The performance in itself is a true classic and it has been hailed uncountable times. Let me just add to the laurels heaped upon it with a few personal notes. It is heavily cut, so heavily that it is not even an abridged version but ‘Selected passages’ as the header correctly states. The whole reception scene in act I is gone, thus also the Italian tenor’s Di rigori armato. Great portions of Baron Ochs’s boisterous behaviour in act II are also cut as well as much else. An uncut performance takes a little more than three hours; this one plays for 98:26, not 118:26 as stated on the inlay.

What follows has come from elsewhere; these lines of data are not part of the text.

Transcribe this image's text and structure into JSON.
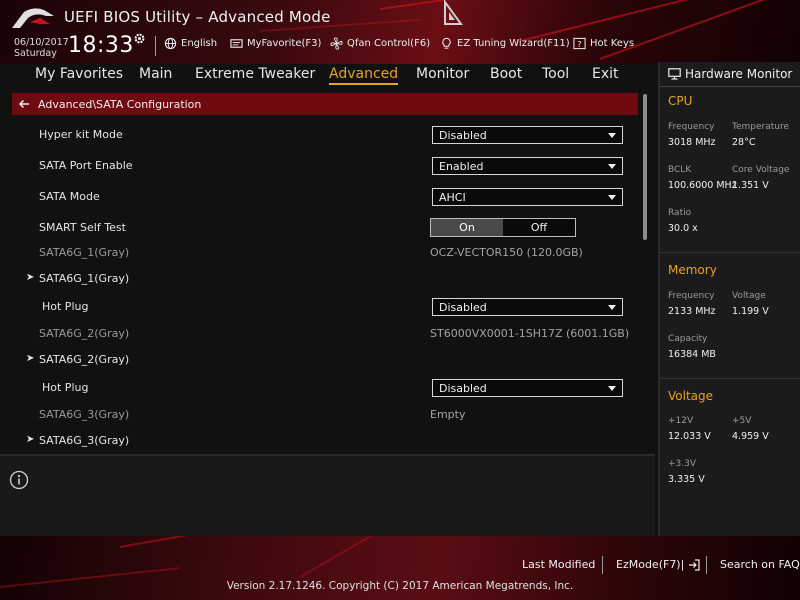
{
  "header": {
    "title": "UEFI BIOS Utility – Advanced Mode",
    "date": "06/10/2017",
    "day": "Saturday",
    "time": "18:33",
    "tools": [
      {
        "label": "English",
        "icon": "globe-icon"
      },
      {
        "label": "MyFavorite(F3)",
        "icon": "favorite-icon"
      },
      {
        "label": "Qfan Control(F6)",
        "icon": "fan-icon"
      },
      {
        "label": "EZ Tuning Wizard(F11)",
        "icon": "bulb-icon"
      },
      {
        "label": "Hot Keys",
        "icon": "question-icon"
      }
    ]
  },
  "nav": {
    "tabs": [
      "My Favorites",
      "Main",
      "Extreme Tweaker",
      "Advanced",
      "Monitor",
      "Boot",
      "Tool",
      "Exit"
    ],
    "active": "Advanced"
  },
  "breadcrumb": "Advanced\\SATA Configuration",
  "settings": {
    "hyper_kit": {
      "label": "Hyper kit Mode",
      "value": "Disabled"
    },
    "sata_port_enable": {
      "label": "SATA Port Enable",
      "value": "Enabled"
    },
    "sata_mode": {
      "label": "SATA Mode",
      "value": "AHCI"
    },
    "smart_self_test": {
      "label": "SMART Self Test",
      "on": "On",
      "off": "Off",
      "selected": "On"
    },
    "port1": {
      "label": "SATA6G_1(Gray)",
      "device": "OCZ-VECTOR150 (120.0GB)",
      "expander": "SATA6G_1(Gray)",
      "hotplug_label": "Hot Plug",
      "hotplug": "Disabled"
    },
    "port2": {
      "label": "SATA6G_2(Gray)",
      "device": "ST6000VX0001-1SH17Z (6001.1GB)",
      "expander": "SATA6G_2(Gray)",
      "hotplug_label": "Hot Plug",
      "hotplug": "Disabled"
    },
    "port3": {
      "label": "SATA6G_3(Gray)",
      "device": "Empty",
      "expander": "SATA6G_3(Gray)"
    }
  },
  "hw_monitor": {
    "title": "Hardware Monitor",
    "cpu": {
      "heading": "CPU",
      "frequency_label": "Frequency",
      "frequency": "3018 MHz",
      "temperature_label": "Temperature",
      "temperature": "28°C",
      "bclk_label": "BCLK",
      "bclk": "100.6000 MHz",
      "core_voltage_label": "Core Voltage",
      "core_voltage": "1.351 V",
      "ratio_label": "Ratio",
      "ratio": "30.0 x"
    },
    "memory": {
      "heading": "Memory",
      "frequency_label": "Frequency",
      "frequency": "2133 MHz",
      "voltage_label": "Voltage",
      "voltage": "1.199 V",
      "capacity_label": "Capacity",
      "capacity": "16384 MB"
    },
    "voltage": {
      "heading": "Voltage",
      "v12_label": "+12V",
      "v12": "12.033 V",
      "v5_label": "+5V",
      "v5": "4.959 V",
      "v33_label": "+3.3V",
      "v33": "3.335 V"
    }
  },
  "footer": {
    "last_modified": "Last Modified",
    "ezmode": "EzMode(F7)|",
    "search": "Search on FAQ",
    "version": "Version 2.17.1246. Copyright (C) 2017 American Megatrends, Inc."
  },
  "colors": {
    "accent": "#e8a321",
    "brand_red": "#6e0a10"
  }
}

In other words about half the score is cut out. What remains offers what is indubitably the best of the opera, very much concentrated around the four leading characters.
Of these Richard Mayr, who was nearing the end of a more than 30-year-long career and died only two years later, was a little past his best. His tone had dried out compared to what he sounded like a decade earlier. He was however the Ochs of his time in Vienna, where he sang in the first performance on 8 April 1911. By 1933 he had chiselled out a many-faceted portrait that made the character less bullish, more likeable than he actually is. Whether this is good or bad is open to debate.
Lotte Lehmann and Elisabeth Schumann, arguably the two best sopranos in the Austro-German repertoire during the years after WW1, were still at the zenith of their careers. Both incidentally were born the same year, 1888, and thus in their mid-forties. Lehmann has never been surpassed in the role of Feldmarschallin – though Elisabeth Schwarzkopf was her equal. Hers is a portrait of deep insight and sensitivity. Schumann is possibly the most charming Sophie ever and though there are imperfections – the odd note off-pitch, some exaggerated portamenti – this is negligible in the face of such identification and loveliness.
Maria Olszewska’s Octavian is not quite in their class. She sings well and her round and darkish tone is well contrasted to the two sopranos’ but as an interpreter she is anonymous, compared to some later singers of the role: Christa Ludwig, Yvonne Minton, Frederica von Stade and Anne Sofie von Otter. That said, in the duets and trios she is a rock-solid complement to the lighter and brighter voices and the finale is a vocal treat from beginning to end.
Robert Heger may have been an able rather than extraordinary conductor, but he seems to have been particularly fond of this score and draws lovely playing from the admirable Vienna Philharmonic.
No one who loves this music can afford to be without this recording and with the new-dimensional sound that Andrew Rose has conjured up from the old records there is further reason to procure this pair of Pristine Audio discs.
Göran Forsling